#### Your objective:
Which lines below include the string "JSON"? Please show each one.

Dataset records
--*--

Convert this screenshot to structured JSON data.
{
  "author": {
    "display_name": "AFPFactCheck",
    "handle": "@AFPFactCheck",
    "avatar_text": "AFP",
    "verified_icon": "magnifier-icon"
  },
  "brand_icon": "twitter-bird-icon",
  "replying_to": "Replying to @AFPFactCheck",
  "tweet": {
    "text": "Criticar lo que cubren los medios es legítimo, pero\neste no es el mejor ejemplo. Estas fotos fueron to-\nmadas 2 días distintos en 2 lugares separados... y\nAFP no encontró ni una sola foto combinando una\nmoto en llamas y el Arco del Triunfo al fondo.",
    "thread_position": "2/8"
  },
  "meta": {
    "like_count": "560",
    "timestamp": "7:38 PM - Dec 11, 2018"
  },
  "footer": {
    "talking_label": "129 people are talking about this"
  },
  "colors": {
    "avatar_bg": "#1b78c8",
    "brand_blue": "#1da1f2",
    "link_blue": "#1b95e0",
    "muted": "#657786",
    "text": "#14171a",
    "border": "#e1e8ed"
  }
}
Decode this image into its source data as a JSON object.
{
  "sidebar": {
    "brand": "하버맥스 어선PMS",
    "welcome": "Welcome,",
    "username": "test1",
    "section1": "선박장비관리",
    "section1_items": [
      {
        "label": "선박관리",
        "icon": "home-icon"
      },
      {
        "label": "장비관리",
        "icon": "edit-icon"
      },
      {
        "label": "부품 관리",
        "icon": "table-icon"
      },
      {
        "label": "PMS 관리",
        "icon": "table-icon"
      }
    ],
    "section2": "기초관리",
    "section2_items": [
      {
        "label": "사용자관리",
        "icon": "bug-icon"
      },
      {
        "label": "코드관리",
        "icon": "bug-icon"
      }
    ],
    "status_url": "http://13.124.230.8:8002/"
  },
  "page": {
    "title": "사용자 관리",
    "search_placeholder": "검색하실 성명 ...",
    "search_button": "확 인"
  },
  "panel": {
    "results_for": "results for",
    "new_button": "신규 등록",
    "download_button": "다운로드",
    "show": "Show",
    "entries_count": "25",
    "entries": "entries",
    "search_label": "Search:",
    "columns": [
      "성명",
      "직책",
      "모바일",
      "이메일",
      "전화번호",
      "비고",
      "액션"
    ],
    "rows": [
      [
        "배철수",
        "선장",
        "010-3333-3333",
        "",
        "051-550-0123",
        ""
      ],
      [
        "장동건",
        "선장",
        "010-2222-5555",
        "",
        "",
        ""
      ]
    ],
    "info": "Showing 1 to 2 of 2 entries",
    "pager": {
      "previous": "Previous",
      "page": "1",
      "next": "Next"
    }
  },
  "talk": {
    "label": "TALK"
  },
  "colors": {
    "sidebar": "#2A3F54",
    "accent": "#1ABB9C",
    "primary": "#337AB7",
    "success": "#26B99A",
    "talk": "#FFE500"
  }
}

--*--

#### Written reply:
Convert this screenshot to structured JSON data.
Decode this image into its source data as a JSON object.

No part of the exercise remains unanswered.